— Global Green USA, 841 Carondelet St., a resource center for environmentally friendly building products, is open Tuesdays, Wednesdays and Saturdays, 10 a.m. to 3 p.m., and Thursdays, noon to 8 p.m.
— Nonprofit Central, a resource collaborative for nonprofit organizations in greater New Orleans, is open at 1824 Oretha Castle Haley Blvd. Services include use of office space and equipment, office support and more. Most services are free. E-mail firstname.lastname@example.org or call (504) 491-7190.
— The Louisiana Association of Nonprofit Organizations keeps a directory of its 850 member charities. Visit www.lano.org or call (225) 343-5266.
— The governor’s Louisiana Disaster Recovery Foundation supports long-term family recovery and provides assistance to citizens in need through a network of Louisiana charities and nonprofit agencies. Call (877) 435-7521 or visit www.louisianahelp.org
— Family Resources of New Orleans, 817 N. Claiborne Ave., provides a community housing resource center, including pre- and post-purchase counseling, foreclosure prevention, credit rehabilitation and first-time homebuyer training. Call (504) 822-8520 or visit www.familyresourcesofno.org
— Modest Needs provides grants of up to $1,000 to help people meet unexpected and potentially catastrophic expenses. Visit www.modestneeds.org
— Operation HOPE provides free financial counseling and services by telephone regarding banking, credit, debt, insurance, budgets and other issues. Call (888) 388-HOPE or visit www.operationhope.org
— Good Will Institute Hospice, 620 Oak Harbor Blvd., Suite 201B, Slidell, is the only freestanding nonprofit hospice in St. Tammany Parish. It provides adult hospice and pediatric palliative care services to all terminally ill persons. Referrals can be made by calling (985) 781-4730.

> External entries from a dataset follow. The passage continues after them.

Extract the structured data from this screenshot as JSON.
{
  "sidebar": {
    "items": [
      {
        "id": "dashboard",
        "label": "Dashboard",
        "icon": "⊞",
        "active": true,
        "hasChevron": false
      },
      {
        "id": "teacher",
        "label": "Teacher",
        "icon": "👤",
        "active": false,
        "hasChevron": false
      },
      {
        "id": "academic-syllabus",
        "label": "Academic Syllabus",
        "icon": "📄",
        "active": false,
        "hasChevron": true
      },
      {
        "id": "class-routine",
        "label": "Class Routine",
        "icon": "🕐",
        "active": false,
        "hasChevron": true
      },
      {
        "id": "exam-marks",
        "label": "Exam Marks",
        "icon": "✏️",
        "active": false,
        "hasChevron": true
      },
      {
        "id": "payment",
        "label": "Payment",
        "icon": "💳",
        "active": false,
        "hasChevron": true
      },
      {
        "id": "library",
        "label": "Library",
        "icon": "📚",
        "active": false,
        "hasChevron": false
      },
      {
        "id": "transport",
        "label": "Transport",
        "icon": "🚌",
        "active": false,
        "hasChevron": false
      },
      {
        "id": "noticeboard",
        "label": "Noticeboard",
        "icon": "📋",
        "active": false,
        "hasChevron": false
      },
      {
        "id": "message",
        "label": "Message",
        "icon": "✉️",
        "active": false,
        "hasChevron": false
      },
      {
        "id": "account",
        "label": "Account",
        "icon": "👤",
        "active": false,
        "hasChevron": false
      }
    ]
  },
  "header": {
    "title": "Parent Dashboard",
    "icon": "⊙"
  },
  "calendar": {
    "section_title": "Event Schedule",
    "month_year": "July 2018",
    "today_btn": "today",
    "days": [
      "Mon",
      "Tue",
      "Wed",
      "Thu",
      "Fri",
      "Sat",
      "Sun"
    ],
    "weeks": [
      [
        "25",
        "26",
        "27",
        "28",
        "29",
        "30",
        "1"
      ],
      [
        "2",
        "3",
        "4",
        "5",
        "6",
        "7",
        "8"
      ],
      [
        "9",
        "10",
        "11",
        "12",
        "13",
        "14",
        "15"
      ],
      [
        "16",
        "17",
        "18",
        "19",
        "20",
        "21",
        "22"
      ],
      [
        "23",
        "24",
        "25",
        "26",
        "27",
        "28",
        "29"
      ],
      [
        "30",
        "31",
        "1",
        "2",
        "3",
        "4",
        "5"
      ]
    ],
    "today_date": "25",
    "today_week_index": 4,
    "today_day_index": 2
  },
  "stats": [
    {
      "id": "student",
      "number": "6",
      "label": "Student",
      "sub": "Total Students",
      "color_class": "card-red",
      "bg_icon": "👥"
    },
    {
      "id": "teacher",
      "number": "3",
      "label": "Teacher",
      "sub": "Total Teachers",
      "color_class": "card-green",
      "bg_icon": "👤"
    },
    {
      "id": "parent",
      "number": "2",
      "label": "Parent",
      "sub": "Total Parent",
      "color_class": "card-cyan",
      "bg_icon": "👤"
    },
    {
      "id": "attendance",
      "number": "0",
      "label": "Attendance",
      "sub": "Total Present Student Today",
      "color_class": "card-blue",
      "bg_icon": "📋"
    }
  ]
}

So there you have the first diary of a marathon week-end fund-raiser.